Having survived a divorce and a heart attack, and found himself new partner, Bob has also bought himself a grave plot “near enough to the gate for me to look for an escape if I’m sent to the wrong place,” he remarks with typically wry humour. Lively new characters are also introduced in this sequel, courtesy of teacher Lucy Fishwick, reputedly “a man-eater of all ages and sizes”, and her daughter Maddie, who’s often the object of male characters’ lascivious gazes.
Reflective, nostalgic, and suffused in the author’s roots, No Precedent will appeal to those interested in personal takes on present-day political shifts. Indeed, it often reads as if lines between characters’ views and those of the author have been blurred. Tony Blair, Ed Miliband, Boris Johnson, Jeremy Corbyn, Teresa May, Jacob Rees-Mogg, John Bercow and Keir Starmer - and others - are discussed, and we’re also offered a reason for the collapse of Labour’s red wall in the 2019 general election: “I suppose they took the view that if you can’t beat the bastards then you might as well join them, if only for a while.” With loss, immortality (and the fates of Bolton and Blackpool football clubs) covered alongside politics, the overall reading experience is akin to overhearing a wry-minded, well-meaning stranger, then getting to know them over the course of an evening.

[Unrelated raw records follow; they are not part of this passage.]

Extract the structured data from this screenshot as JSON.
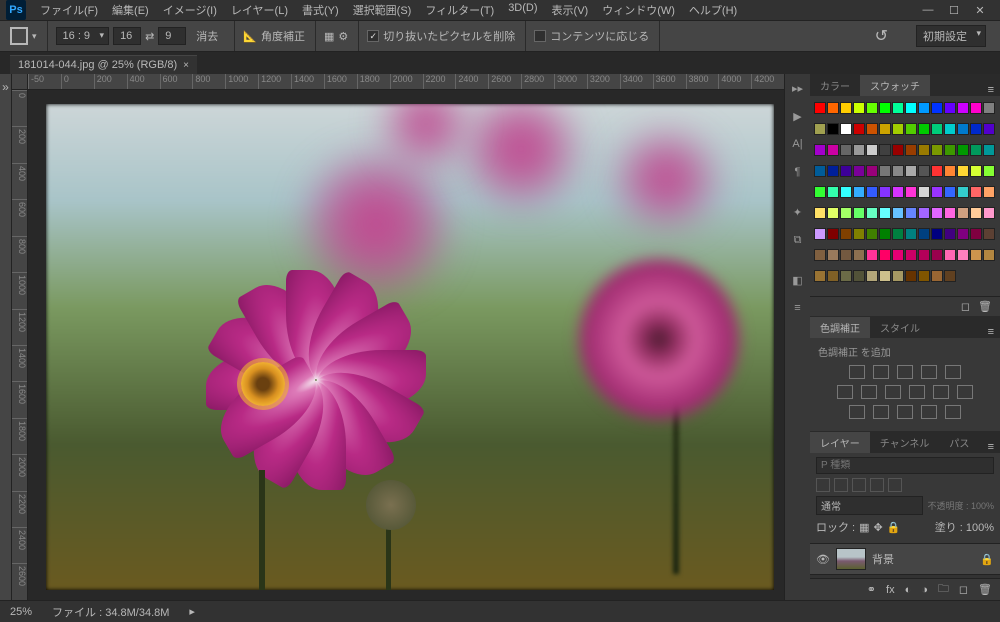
{
  "app": {
    "logo": "Ps"
  },
  "menu": {
    "file": "ファイル(F)",
    "edit": "編集(E)",
    "image": "イメージ(I)",
    "layer": "レイヤー(L)",
    "type": "書式(Y)",
    "select": "選択範囲(S)",
    "filter": "フィルター(T)",
    "threed": "3D(D)",
    "view": "表示(V)",
    "window": "ウィンドウ(W)",
    "help": "ヘルプ(H)"
  },
  "options": {
    "ratio": "16 : 9",
    "w": "16",
    "h": "9",
    "erase": "消去",
    "straighten": "角度補正",
    "chk1_label": "切り抜いたピクセルを削除",
    "chk2_label": "コンテンツに応じる",
    "workspace": "初期設定"
  },
  "doc": {
    "tab": "181014-044.jpg @ 25% (RGB/8)"
  },
  "ruler_h": [
    "-50",
    "0",
    "200",
    "400",
    "600",
    "800",
    "1000",
    "1200",
    "1400",
    "1600",
    "1800",
    "2000",
    "2200",
    "2400",
    "2600",
    "2800",
    "3000",
    "3200",
    "3400",
    "3600",
    "3800",
    "4000",
    "4200"
  ],
  "ruler_v": [
    "0",
    "200",
    "400",
    "600",
    "800",
    "1000",
    "1200",
    "1400",
    "1600",
    "1800",
    "2000",
    "2200",
    "2400",
    "2600"
  ],
  "panels": {
    "color_tab": "カラー",
    "swatch_tab": "スウォッチ",
    "adjustments_tab": "色調補正",
    "styles_tab": "スタイル",
    "adj_label": "色調補正 を追加",
    "layers_tab": "レイヤー",
    "channels_tab": "チャンネル",
    "paths_tab": "パス",
    "search_placeholder": "P 種類",
    "blend_mode": "通常",
    "opacity_label": "不透明度 : 100%",
    "lock_label": "ロック :",
    "fill_label": "塗り : 100%",
    "layer_name": "背景"
  },
  "swatches": [
    "#ff0000",
    "#ff6600",
    "#ffcc00",
    "#ccff00",
    "#66ff00",
    "#00ff00",
    "#00ff99",
    "#00ffff",
    "#0099ff",
    "#0033ff",
    "#6600ff",
    "#cc00ff",
    "#ff00cc",
    "#808080",
    "#a0a050",
    "#000000",
    "#ffffff",
    "#cc0000",
    "#cc5200",
    "#cca300",
    "#a3cc00",
    "#52cc00",
    "#00cc00",
    "#00cc7a",
    "#00cccc",
    "#007acc",
    "#0029cc",
    "#5200cc",
    "#a300cc",
    "#cc00a3",
    "#666666",
    "#999999",
    "#cccccc",
    "#404040",
    "#990000",
    "#993d00",
    "#997a00",
    "#7a9900",
    "#3d9900",
    "#009900",
    "#00995c",
    "#009999",
    "#005c99",
    "#001f99",
    "#3d0099",
    "#7a0099",
    "#99007a",
    "#777777",
    "#888888",
    "#aaaaaa",
    "#555555",
    "#ff3333",
    "#ff8533",
    "#ffd633",
    "#d6ff33",
    "#85ff33",
    "#33ff33",
    "#33ffad",
    "#33ffff",
    "#33adff",
    "#335cff",
    "#8533ff",
    "#d633ff",
    "#ff33d6",
    "#d6d6d6",
    "#9933ff",
    "#3366ff",
    "#33cccc",
    "#ff6666",
    "#ffa366",
    "#ffe066",
    "#e0ff66",
    "#a3ff66",
    "#66ff66",
    "#66ffc2",
    "#66ffff",
    "#66c2ff",
    "#6685ff",
    "#a366ff",
    "#e066ff",
    "#ff66e0",
    "#d0a080",
    "#ffcc99",
    "#ff99cc",
    "#cc99ff",
    "#800000",
    "#804000",
    "#808000",
    "#408000",
    "#008000",
    "#008040",
    "#008080",
    "#004080",
    "#000080",
    "#400080",
    "#800080",
    "#800040",
    "#5c4033",
    "#806040",
    "#997a5c",
    "#735940",
    "#8c7050",
    "#ff3399",
    "#ff0066",
    "#e60073",
    "#cc0066",
    "#b30059",
    "#99004d",
    "#ff66b3",
    "#ff80bf",
    "#cc944d",
    "#b38640",
    "#997333",
    "#806026",
    "#6b6b47",
    "#525238",
    "#b3a679",
    "#ccbf8c",
    "#a69963",
    "#663300",
    "#805500",
    "#996633",
    "#604020"
  ],
  "status": {
    "zoom": "25%",
    "filesize": "ファイル : 34.8M/34.8M"
  }
}
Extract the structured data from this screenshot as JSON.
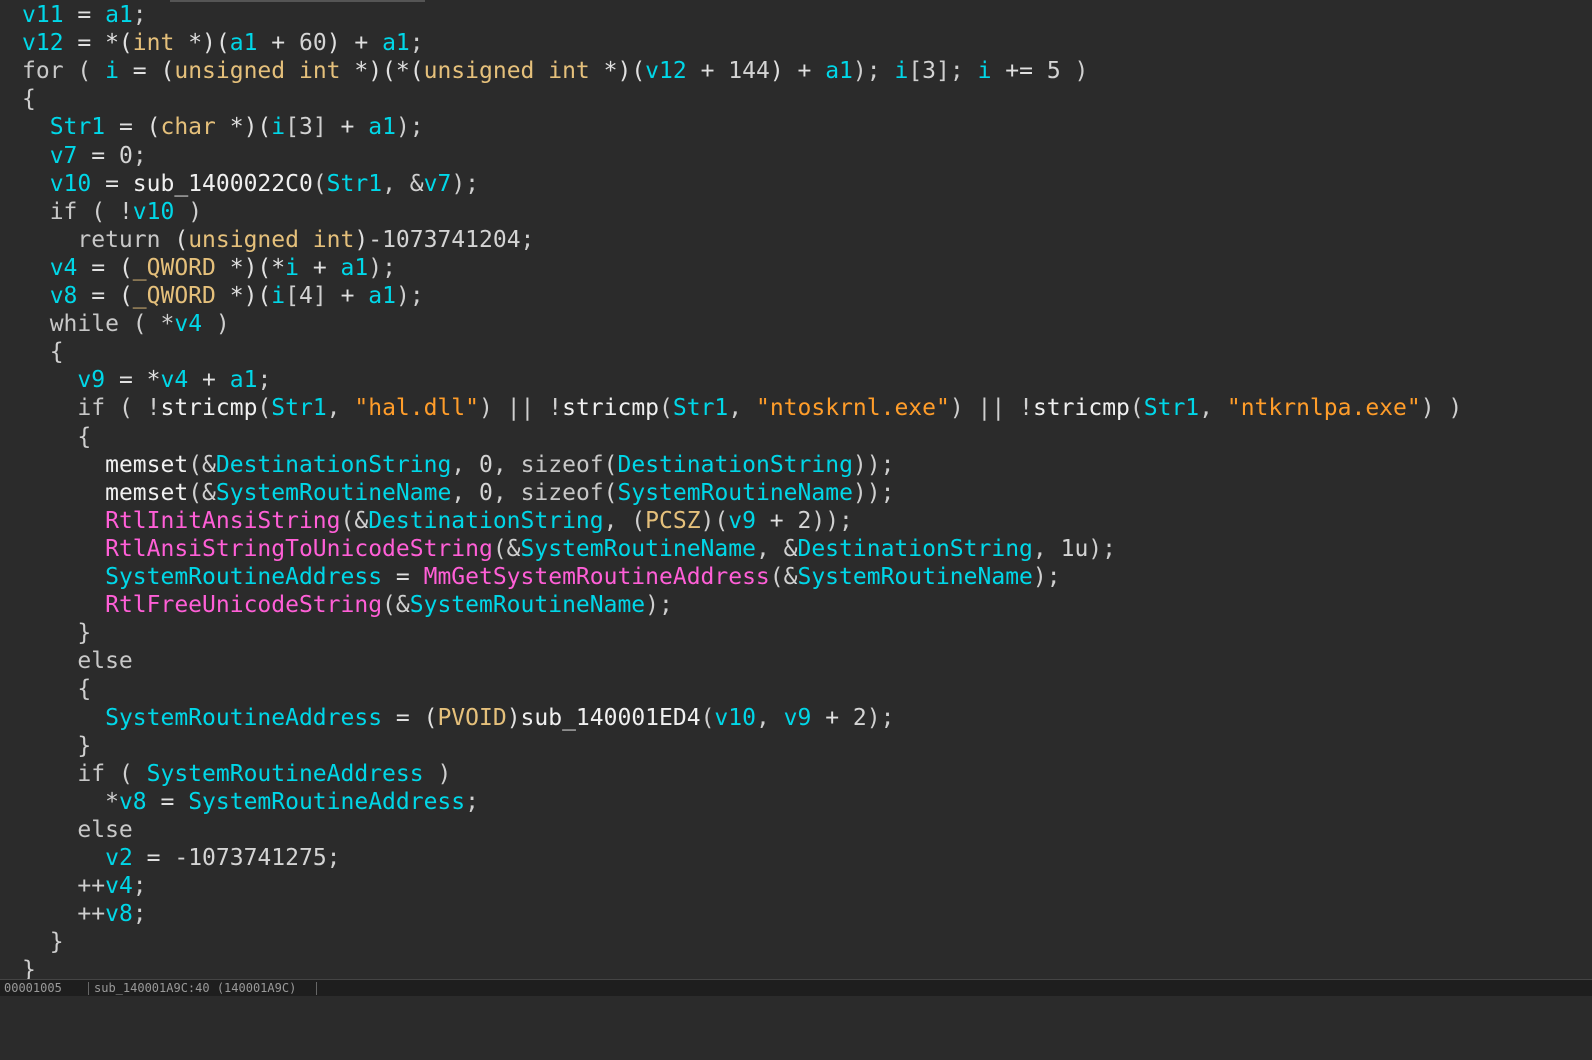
{
  "code_lines": [
    [
      [
        "var",
        "v11"
      ],
      [
        "op",
        " = "
      ],
      [
        "var",
        "a1"
      ],
      [
        "pun",
        ";"
      ]
    ],
    [
      [
        "var",
        "v12"
      ],
      [
        "op",
        " = *("
      ],
      [
        "ty",
        "int"
      ],
      [
        "op",
        " *)("
      ],
      [
        "var",
        "a1"
      ],
      [
        "op",
        " + "
      ],
      [
        "num",
        "60"
      ],
      [
        "op",
        ") + "
      ],
      [
        "var",
        "a1"
      ],
      [
        "pun",
        ";"
      ]
    ],
    [
      [
        "kw",
        "for"
      ],
      [
        "pun",
        " ( "
      ],
      [
        "var",
        "i"
      ],
      [
        "op",
        " = ("
      ],
      [
        "ty",
        "unsigned int"
      ],
      [
        "op",
        " *)(*("
      ],
      [
        "ty",
        "unsigned int"
      ],
      [
        "op",
        " *)("
      ],
      [
        "var",
        "v12"
      ],
      [
        "op",
        " + "
      ],
      [
        "num",
        "144"
      ],
      [
        "op",
        ") + "
      ],
      [
        "var",
        "a1"
      ],
      [
        "pun",
        "); "
      ],
      [
        "var",
        "i"
      ],
      [
        "pun",
        "["
      ],
      [
        "num",
        "3"
      ],
      [
        "pun",
        "]; "
      ],
      [
        "var",
        "i"
      ],
      [
        "op",
        " += "
      ],
      [
        "num",
        "5"
      ],
      [
        "pun",
        " )"
      ]
    ],
    [
      [
        "pun",
        "{"
      ]
    ],
    [
      [
        "pun",
        "  "
      ],
      [
        "var",
        "Str1"
      ],
      [
        "op",
        " = ("
      ],
      [
        "ty",
        "char"
      ],
      [
        "op",
        " *)("
      ],
      [
        "var",
        "i"
      ],
      [
        "pun",
        "["
      ],
      [
        "num",
        "3"
      ],
      [
        "pun",
        "]"
      ],
      [
        "op",
        " + "
      ],
      [
        "var",
        "a1"
      ],
      [
        "pun",
        ");"
      ]
    ],
    [
      [
        "pun",
        "  "
      ],
      [
        "var",
        "v7"
      ],
      [
        "op",
        " = "
      ],
      [
        "num",
        "0"
      ],
      [
        "pun",
        ";"
      ]
    ],
    [
      [
        "pun",
        "  "
      ],
      [
        "var",
        "v10"
      ],
      [
        "op",
        " = "
      ],
      [
        "fn",
        "sub_1400022C0"
      ],
      [
        "pun",
        "("
      ],
      [
        "var",
        "Str1"
      ],
      [
        "pun",
        ", &"
      ],
      [
        "var",
        "v7"
      ],
      [
        "pun",
        ");"
      ]
    ],
    [
      [
        "pun",
        "  "
      ],
      [
        "kw",
        "if"
      ],
      [
        "pun",
        " ( !"
      ],
      [
        "var",
        "v10"
      ],
      [
        "pun",
        " )"
      ]
    ],
    [
      [
        "pun",
        "    "
      ],
      [
        "kw",
        "return"
      ],
      [
        "op",
        " ("
      ],
      [
        "ty",
        "unsigned int"
      ],
      [
        "op",
        ")"
      ],
      [
        "num",
        "-1073741204"
      ],
      [
        "pun",
        ";"
      ]
    ],
    [
      [
        "pun",
        "  "
      ],
      [
        "var",
        "v4"
      ],
      [
        "op",
        " = ("
      ],
      [
        "ty",
        "_QWORD"
      ],
      [
        "op",
        " *)(*"
      ],
      [
        "var",
        "i"
      ],
      [
        "op",
        " + "
      ],
      [
        "var",
        "a1"
      ],
      [
        "pun",
        ");"
      ]
    ],
    [
      [
        "pun",
        "  "
      ],
      [
        "var",
        "v8"
      ],
      [
        "op",
        " = ("
      ],
      [
        "ty",
        "_QWORD"
      ],
      [
        "op",
        " *)("
      ],
      [
        "var",
        "i"
      ],
      [
        "pun",
        "["
      ],
      [
        "num",
        "4"
      ],
      [
        "pun",
        "]"
      ],
      [
        "op",
        " + "
      ],
      [
        "var",
        "a1"
      ],
      [
        "pun",
        ");"
      ]
    ],
    [
      [
        "pun",
        "  "
      ],
      [
        "kw",
        "while"
      ],
      [
        "pun",
        " ( *"
      ],
      [
        "var",
        "v4"
      ],
      [
        "pun",
        " )"
      ]
    ],
    [
      [
        "pun",
        "  {"
      ]
    ],
    [
      [
        "pun",
        "    "
      ],
      [
        "var",
        "v9"
      ],
      [
        "op",
        " = *"
      ],
      [
        "var",
        "v4"
      ],
      [
        "op",
        " + "
      ],
      [
        "var",
        "a1"
      ],
      [
        "pun",
        ";"
      ]
    ],
    [
      [
        "pun",
        "    "
      ],
      [
        "kw",
        "if"
      ],
      [
        "pun",
        " ( !"
      ],
      [
        "fn",
        "stricmp"
      ],
      [
        "pun",
        "("
      ],
      [
        "var",
        "Str1"
      ],
      [
        "pun",
        ", "
      ],
      [
        "str",
        "\"hal.dll\""
      ],
      [
        "pun",
        ") || !"
      ],
      [
        "fn",
        "stricmp"
      ],
      [
        "pun",
        "("
      ],
      [
        "var",
        "Str1"
      ],
      [
        "pun",
        ", "
      ],
      [
        "str",
        "\"ntoskrnl.exe\""
      ],
      [
        "pun",
        ") || !"
      ],
      [
        "fn",
        "stricmp"
      ],
      [
        "pun",
        "("
      ],
      [
        "var",
        "Str1"
      ],
      [
        "pun",
        ", "
      ],
      [
        "str",
        "\"ntkrnlpa.exe\""
      ],
      [
        "pun",
        ") )"
      ]
    ],
    [
      [
        "pun",
        "    {"
      ]
    ],
    [
      [
        "pun",
        "      "
      ],
      [
        "fn",
        "memset"
      ],
      [
        "pun",
        "(&"
      ],
      [
        "var",
        "DestinationString"
      ],
      [
        "pun",
        ", "
      ],
      [
        "num",
        "0"
      ],
      [
        "pun",
        ", "
      ],
      [
        "kw",
        "sizeof"
      ],
      [
        "pun",
        "("
      ],
      [
        "var",
        "DestinationString"
      ],
      [
        "pun",
        "));"
      ]
    ],
    [
      [
        "pun",
        "      "
      ],
      [
        "fn",
        "memset"
      ],
      [
        "pun",
        "(&"
      ],
      [
        "var",
        "SystemRoutineName"
      ],
      [
        "pun",
        ", "
      ],
      [
        "num",
        "0"
      ],
      [
        "pun",
        ", "
      ],
      [
        "kw",
        "sizeof"
      ],
      [
        "pun",
        "("
      ],
      [
        "var",
        "SystemRoutineName"
      ],
      [
        "pun",
        "));"
      ]
    ],
    [
      [
        "pun",
        "      "
      ],
      [
        "api",
        "RtlInitAnsiString"
      ],
      [
        "pun",
        "(&"
      ],
      [
        "var",
        "DestinationString"
      ],
      [
        "pun",
        ", ("
      ],
      [
        "ty",
        "PCSZ"
      ],
      [
        "pun",
        ")("
      ],
      [
        "var",
        "v9"
      ],
      [
        "op",
        " + "
      ],
      [
        "num",
        "2"
      ],
      [
        "pun",
        "));"
      ]
    ],
    [
      [
        "pun",
        "      "
      ],
      [
        "api",
        "RtlAnsiStringToUnicodeString"
      ],
      [
        "pun",
        "(&"
      ],
      [
        "var",
        "SystemRoutineName"
      ],
      [
        "pun",
        ", &"
      ],
      [
        "var",
        "DestinationString"
      ],
      [
        "pun",
        ", "
      ],
      [
        "num",
        "1u"
      ],
      [
        "pun",
        ");"
      ]
    ],
    [
      [
        "pun",
        "      "
      ],
      [
        "var",
        "SystemRoutineAddress"
      ],
      [
        "op",
        " = "
      ],
      [
        "api",
        "MmGetSystemRoutineAddress"
      ],
      [
        "pun",
        "(&"
      ],
      [
        "var",
        "SystemRoutineName"
      ],
      [
        "pun",
        ");"
      ]
    ],
    [
      [
        "pun",
        "      "
      ],
      [
        "api",
        "RtlFreeUnicodeString"
      ],
      [
        "pun",
        "(&"
      ],
      [
        "var",
        "SystemRoutineName"
      ],
      [
        "pun",
        ");"
      ]
    ],
    [
      [
        "pun",
        "    }"
      ]
    ],
    [
      [
        "pun",
        "    "
      ],
      [
        "kw",
        "else"
      ]
    ],
    [
      [
        "pun",
        "    {"
      ]
    ],
    [
      [
        "pun",
        "      "
      ],
      [
        "var",
        "SystemRoutineAddress"
      ],
      [
        "op",
        " = ("
      ],
      [
        "ty",
        "PVOID"
      ],
      [
        "op",
        ")"
      ],
      [
        "fn",
        "sub_140001ED4"
      ],
      [
        "pun",
        "("
      ],
      [
        "var",
        "v10"
      ],
      [
        "pun",
        ", "
      ],
      [
        "var",
        "v9"
      ],
      [
        "op",
        " + "
      ],
      [
        "num",
        "2"
      ],
      [
        "pun",
        ");"
      ]
    ],
    [
      [
        "pun",
        "    }"
      ]
    ],
    [
      [
        "pun",
        "    "
      ],
      [
        "kw",
        "if"
      ],
      [
        "pun",
        " ( "
      ],
      [
        "var",
        "SystemRoutineAddress"
      ],
      [
        "pun",
        " )"
      ]
    ],
    [
      [
        "pun",
        "      *"
      ],
      [
        "var",
        "v8"
      ],
      [
        "op",
        " = "
      ],
      [
        "var",
        "SystemRoutineAddress"
      ],
      [
        "pun",
        ";"
      ]
    ],
    [
      [
        "pun",
        "    "
      ],
      [
        "kw",
        "else"
      ]
    ],
    [
      [
        "pun",
        "      "
      ],
      [
        "var",
        "v2"
      ],
      [
        "op",
        " = "
      ],
      [
        "num",
        "-1073741275"
      ],
      [
        "pun",
        ";"
      ]
    ],
    [
      [
        "pun",
        "    ++"
      ],
      [
        "var",
        "v4"
      ],
      [
        "pun",
        ";"
      ]
    ],
    [
      [
        "pun",
        "    ++"
      ],
      [
        "var",
        "v8"
      ],
      [
        "pun",
        ";"
      ]
    ],
    [
      [
        "pun",
        "  }"
      ]
    ],
    [
      [
        "pun",
        "}"
      ]
    ]
  ],
  "status_bar": {
    "offset": "00001005",
    "location": "sub_140001A9C:40 (140001A9C)"
  },
  "colors": {
    "background": "#2b2b2b",
    "variable": "#00d7e8",
    "type": "#e5c07b",
    "api_call": "#ff5fd7",
    "string": "#ff9d2a",
    "keyword": "#c8c8c8"
  }
}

‘There wasn’t a lightning strike at the church in Evesham where the funeral took place, which Bob regards as sufficient evidence that his theology is sound.’ The northern grammar school pals Bob Swarbrick and Richard Shackleton are back, now facing the era of Brexit, Momentum and Donald Trump. The trials and renewals of Where’s Sailor Jack? behind them, they find themselves in a world whose faith and politics have moved beyond their sphere of influence and feel increasingly cut off from their roots. Bob, now settled with Wendy, must reconcile old memories and new children while Richard must save his family from themselves. Along the way, they are adopted by the lascivious Lucy Fishwick and her predatory daughter Maddie, whose lives are as mad and chaotic as the radio play Lucy is trying to write and, indeed, the world itself. But despite the coming plague, it doesn’t look like Armageddon. There is to be an apocalypse, but one of personal dimensions. We don’t all go together when we go!
Closing date: 31/08/2020
Publication date: 01/07/2020
|Publication date:||1st July 2020|
|Genres:||Family Drama, Humour, Shorter Reads,|
John Uttley was born in Lancashire just as the war was ending. He read Physics at Oxford before embarking on a long career with the Central Electricity Generating Board and the National Grid Group. He was Finance Director at the time of the miners' strike, the Sizewell Inquiry and privatisation, receiving an OBE in 1991. More recently, he has taken a degree in Divinity while acting as chairman of numerous smaller companies, both UK and US-based. He is married to Janet and lives just north of London, with three grown-up children and a dog.More About John Uttley